• **Data**:
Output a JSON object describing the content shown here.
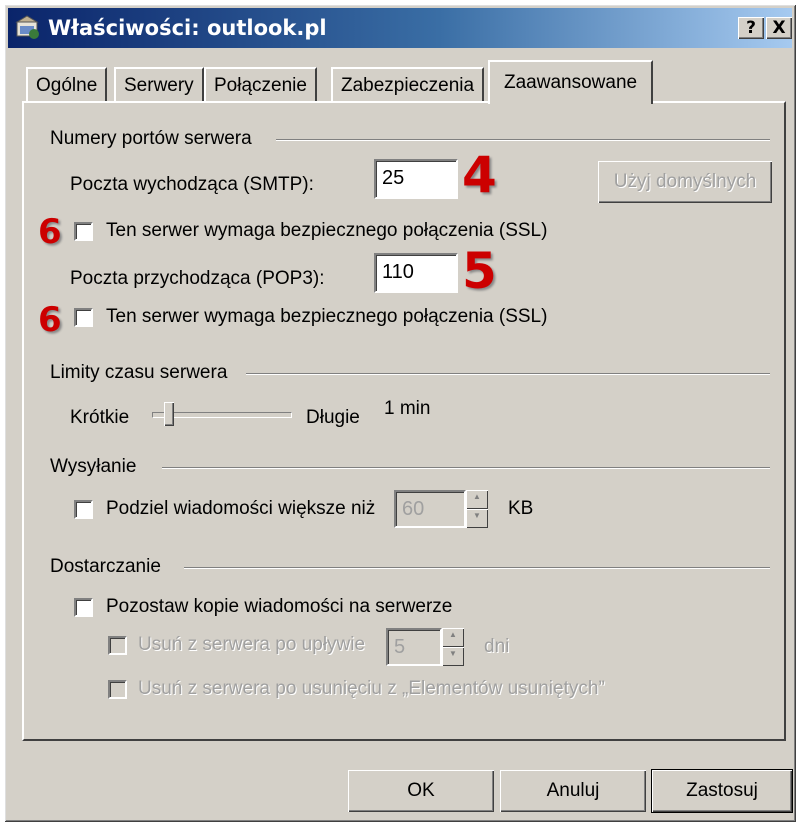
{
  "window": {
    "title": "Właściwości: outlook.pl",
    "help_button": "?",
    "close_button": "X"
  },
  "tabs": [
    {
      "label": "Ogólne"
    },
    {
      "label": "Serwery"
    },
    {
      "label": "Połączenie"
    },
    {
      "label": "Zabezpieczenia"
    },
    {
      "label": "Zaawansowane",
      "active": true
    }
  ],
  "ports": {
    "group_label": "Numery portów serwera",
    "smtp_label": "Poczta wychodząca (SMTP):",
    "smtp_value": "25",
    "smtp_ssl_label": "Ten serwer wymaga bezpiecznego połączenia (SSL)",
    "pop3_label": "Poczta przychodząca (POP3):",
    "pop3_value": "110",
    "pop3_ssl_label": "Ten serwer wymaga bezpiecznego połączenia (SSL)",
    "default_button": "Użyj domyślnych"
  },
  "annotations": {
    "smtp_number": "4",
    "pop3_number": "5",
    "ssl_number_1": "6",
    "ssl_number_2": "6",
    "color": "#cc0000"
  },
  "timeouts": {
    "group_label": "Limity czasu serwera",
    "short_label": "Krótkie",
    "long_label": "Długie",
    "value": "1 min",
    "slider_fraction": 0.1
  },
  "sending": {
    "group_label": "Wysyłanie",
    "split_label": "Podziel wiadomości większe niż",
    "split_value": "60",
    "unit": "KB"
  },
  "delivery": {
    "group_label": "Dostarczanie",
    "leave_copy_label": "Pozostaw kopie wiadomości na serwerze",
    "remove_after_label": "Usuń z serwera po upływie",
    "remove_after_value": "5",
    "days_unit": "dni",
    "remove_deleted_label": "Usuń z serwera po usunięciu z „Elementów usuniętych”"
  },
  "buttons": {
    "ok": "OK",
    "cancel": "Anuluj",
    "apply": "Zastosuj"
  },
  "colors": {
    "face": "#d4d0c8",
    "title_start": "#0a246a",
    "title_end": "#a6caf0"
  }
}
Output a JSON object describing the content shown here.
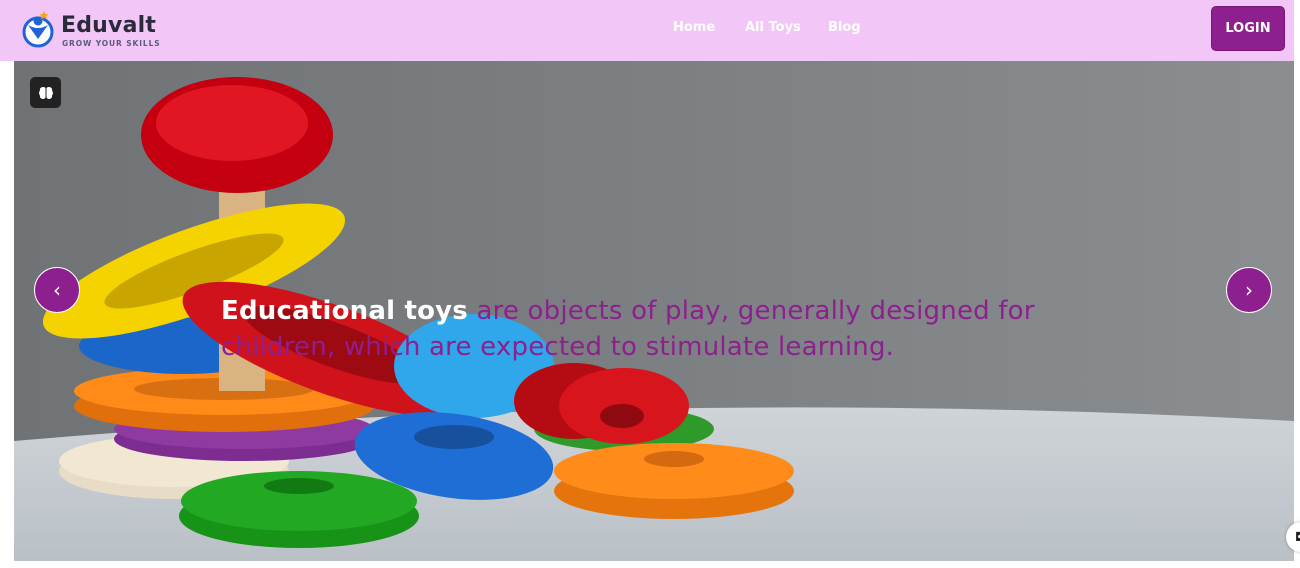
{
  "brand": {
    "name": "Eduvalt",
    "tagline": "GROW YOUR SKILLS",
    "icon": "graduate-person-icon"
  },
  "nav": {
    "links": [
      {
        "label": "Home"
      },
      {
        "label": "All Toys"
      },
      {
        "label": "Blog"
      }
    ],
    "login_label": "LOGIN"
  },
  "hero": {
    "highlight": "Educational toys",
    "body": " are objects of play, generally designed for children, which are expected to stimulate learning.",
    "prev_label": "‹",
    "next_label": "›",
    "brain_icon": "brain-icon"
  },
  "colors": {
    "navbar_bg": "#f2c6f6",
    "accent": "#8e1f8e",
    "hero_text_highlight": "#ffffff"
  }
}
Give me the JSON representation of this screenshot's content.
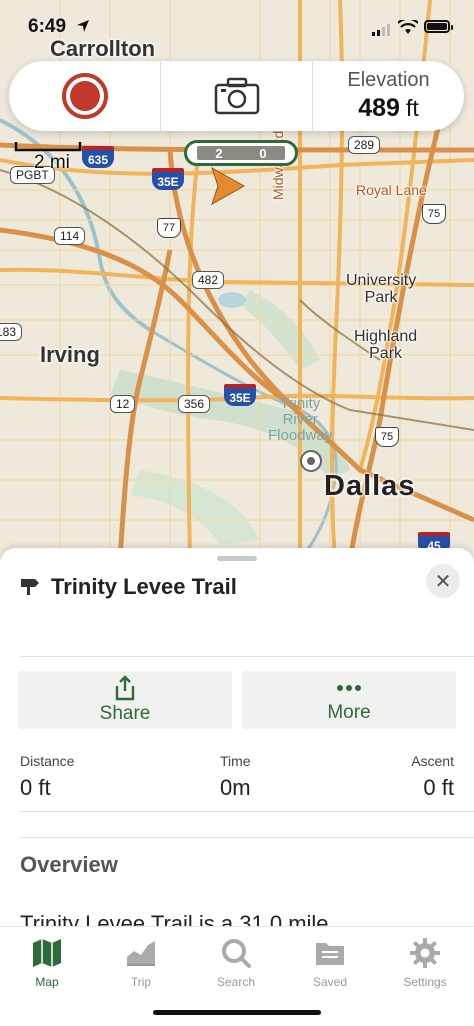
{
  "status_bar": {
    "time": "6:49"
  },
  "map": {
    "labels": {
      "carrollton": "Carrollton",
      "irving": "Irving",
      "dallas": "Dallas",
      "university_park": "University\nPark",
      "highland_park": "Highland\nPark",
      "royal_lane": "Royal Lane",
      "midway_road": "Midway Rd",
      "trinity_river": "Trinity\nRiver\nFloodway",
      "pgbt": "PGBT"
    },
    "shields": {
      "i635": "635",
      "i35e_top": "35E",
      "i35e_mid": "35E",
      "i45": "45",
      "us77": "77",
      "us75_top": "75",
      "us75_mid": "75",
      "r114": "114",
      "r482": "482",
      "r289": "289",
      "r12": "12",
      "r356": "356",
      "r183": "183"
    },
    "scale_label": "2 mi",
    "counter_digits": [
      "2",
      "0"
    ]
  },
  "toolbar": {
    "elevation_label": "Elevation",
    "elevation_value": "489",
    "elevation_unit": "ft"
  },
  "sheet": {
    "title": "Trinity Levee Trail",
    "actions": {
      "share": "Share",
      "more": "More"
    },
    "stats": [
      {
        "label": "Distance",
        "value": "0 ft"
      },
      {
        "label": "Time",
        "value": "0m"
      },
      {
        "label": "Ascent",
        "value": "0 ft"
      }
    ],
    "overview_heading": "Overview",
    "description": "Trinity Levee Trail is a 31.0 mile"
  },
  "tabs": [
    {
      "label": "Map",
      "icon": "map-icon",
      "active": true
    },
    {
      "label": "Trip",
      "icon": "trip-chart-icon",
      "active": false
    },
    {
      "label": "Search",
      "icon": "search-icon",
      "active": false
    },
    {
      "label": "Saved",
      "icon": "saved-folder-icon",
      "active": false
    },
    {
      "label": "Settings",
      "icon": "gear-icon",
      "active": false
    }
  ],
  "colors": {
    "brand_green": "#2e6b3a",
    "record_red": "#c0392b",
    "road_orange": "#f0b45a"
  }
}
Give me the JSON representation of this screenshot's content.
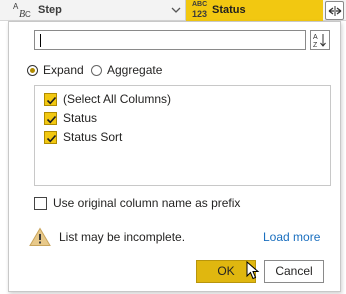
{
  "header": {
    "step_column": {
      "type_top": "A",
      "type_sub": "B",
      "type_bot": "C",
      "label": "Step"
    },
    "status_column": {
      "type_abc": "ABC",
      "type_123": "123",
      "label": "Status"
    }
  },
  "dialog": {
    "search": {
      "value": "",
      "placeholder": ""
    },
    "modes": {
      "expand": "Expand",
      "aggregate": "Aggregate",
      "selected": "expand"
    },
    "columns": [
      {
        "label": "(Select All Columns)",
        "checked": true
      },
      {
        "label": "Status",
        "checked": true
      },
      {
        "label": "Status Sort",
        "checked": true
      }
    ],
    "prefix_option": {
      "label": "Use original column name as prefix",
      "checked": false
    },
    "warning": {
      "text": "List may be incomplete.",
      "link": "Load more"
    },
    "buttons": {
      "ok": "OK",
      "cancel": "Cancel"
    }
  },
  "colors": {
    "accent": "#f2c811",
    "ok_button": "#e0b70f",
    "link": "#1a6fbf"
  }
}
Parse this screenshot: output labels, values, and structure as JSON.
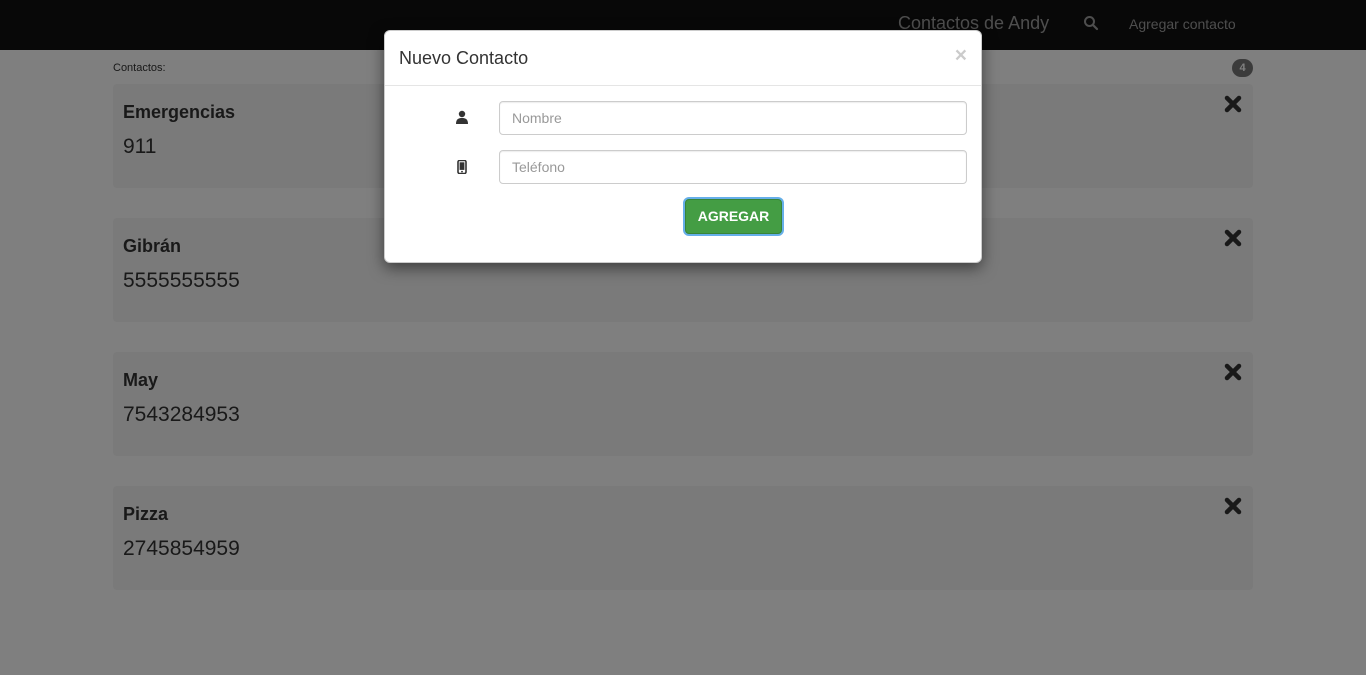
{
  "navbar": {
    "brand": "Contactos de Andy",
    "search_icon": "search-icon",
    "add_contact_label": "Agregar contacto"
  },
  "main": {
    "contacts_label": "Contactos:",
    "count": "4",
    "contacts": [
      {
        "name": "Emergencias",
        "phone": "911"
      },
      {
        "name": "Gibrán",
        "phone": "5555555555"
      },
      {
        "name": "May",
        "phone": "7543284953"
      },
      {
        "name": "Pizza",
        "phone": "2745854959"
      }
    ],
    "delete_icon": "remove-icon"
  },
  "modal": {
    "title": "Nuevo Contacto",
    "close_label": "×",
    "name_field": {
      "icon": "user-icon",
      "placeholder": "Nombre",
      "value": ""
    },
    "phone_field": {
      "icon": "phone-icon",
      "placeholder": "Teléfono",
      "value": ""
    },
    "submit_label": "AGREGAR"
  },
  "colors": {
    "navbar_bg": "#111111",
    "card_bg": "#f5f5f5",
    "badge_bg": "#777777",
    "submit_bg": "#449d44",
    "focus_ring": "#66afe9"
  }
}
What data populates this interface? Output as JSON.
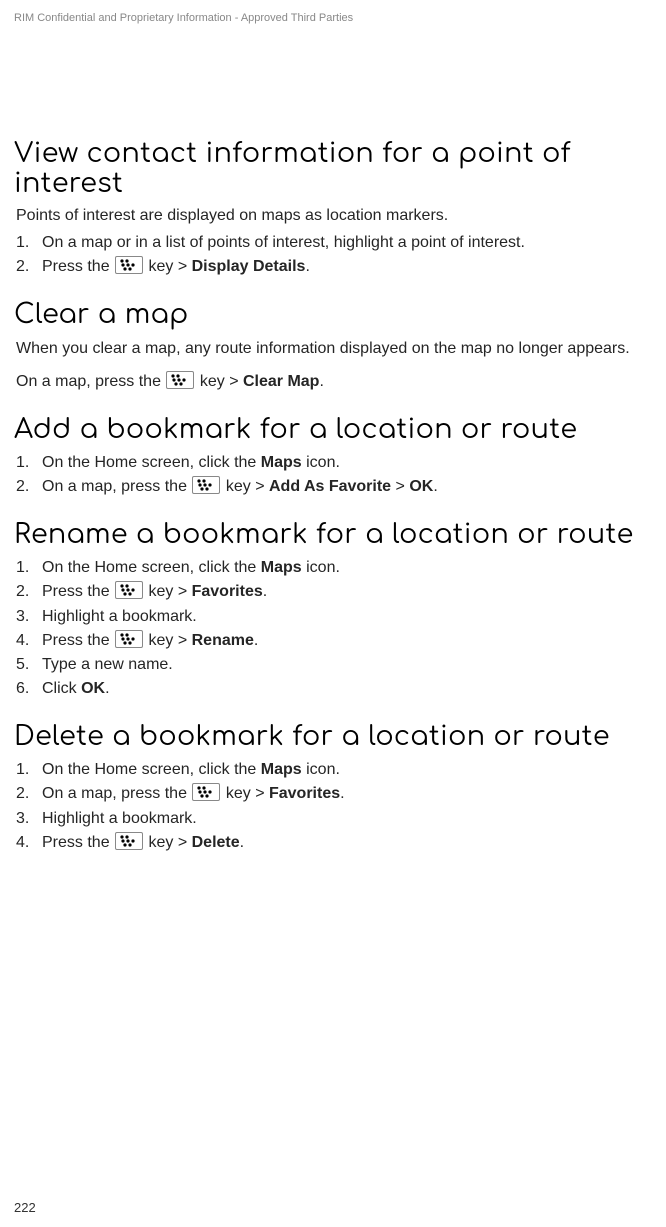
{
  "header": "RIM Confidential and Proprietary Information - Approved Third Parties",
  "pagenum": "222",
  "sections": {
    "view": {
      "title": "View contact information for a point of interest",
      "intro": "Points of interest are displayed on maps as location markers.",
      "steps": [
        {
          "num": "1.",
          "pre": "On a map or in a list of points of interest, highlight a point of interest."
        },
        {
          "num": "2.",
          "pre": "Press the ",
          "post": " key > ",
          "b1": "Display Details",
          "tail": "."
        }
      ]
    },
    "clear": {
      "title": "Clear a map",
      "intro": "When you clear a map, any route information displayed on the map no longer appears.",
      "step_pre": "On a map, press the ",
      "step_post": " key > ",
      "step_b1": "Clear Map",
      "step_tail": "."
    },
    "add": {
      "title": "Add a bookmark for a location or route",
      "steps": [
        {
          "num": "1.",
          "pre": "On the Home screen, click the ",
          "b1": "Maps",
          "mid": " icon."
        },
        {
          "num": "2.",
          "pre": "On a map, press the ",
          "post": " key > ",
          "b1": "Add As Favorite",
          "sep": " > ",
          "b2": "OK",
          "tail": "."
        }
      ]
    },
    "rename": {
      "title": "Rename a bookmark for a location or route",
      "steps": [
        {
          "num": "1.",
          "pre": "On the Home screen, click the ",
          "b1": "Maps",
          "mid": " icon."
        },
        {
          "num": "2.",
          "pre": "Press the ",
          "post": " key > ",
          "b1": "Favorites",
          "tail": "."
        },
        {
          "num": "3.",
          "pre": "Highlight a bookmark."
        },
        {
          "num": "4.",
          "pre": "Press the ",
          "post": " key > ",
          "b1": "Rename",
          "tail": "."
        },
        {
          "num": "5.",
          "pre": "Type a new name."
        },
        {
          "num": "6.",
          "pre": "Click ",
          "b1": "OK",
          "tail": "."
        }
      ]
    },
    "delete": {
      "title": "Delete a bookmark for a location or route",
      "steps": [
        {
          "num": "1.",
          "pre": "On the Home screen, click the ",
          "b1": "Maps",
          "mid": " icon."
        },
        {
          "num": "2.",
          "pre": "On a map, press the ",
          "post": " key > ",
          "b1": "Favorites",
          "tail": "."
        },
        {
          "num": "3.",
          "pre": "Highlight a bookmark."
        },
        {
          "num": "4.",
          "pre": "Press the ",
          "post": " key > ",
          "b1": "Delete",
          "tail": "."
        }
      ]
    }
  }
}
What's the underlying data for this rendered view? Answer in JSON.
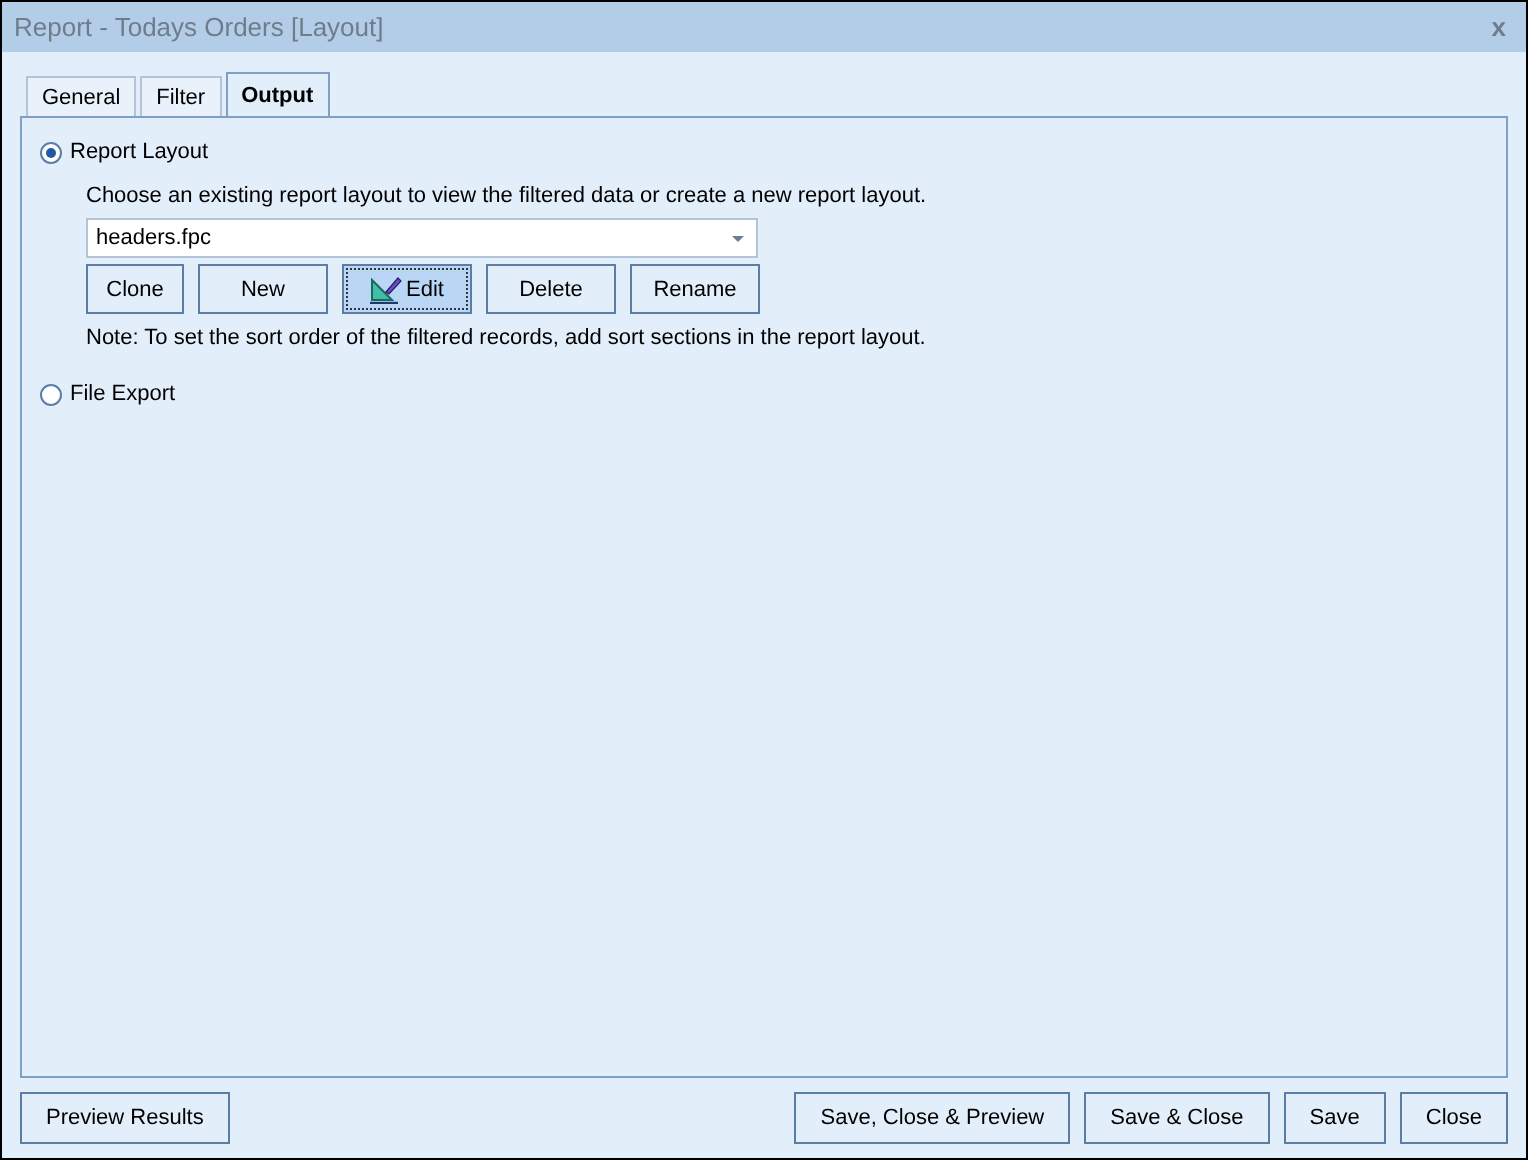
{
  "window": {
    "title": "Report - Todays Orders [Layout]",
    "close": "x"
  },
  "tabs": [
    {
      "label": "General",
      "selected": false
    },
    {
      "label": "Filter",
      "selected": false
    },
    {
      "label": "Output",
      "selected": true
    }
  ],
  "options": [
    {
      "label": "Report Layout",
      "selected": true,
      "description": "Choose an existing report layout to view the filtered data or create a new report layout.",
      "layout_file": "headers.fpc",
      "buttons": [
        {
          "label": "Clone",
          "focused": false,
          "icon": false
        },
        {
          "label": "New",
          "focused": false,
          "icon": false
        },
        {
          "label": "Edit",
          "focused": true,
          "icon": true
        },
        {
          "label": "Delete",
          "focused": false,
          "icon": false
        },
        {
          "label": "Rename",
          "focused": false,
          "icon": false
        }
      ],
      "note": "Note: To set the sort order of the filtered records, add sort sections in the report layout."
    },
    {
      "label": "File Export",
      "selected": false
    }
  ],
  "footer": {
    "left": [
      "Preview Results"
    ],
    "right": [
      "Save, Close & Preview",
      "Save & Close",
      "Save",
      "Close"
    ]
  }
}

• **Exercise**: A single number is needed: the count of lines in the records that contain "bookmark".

• **Result of the task**: 5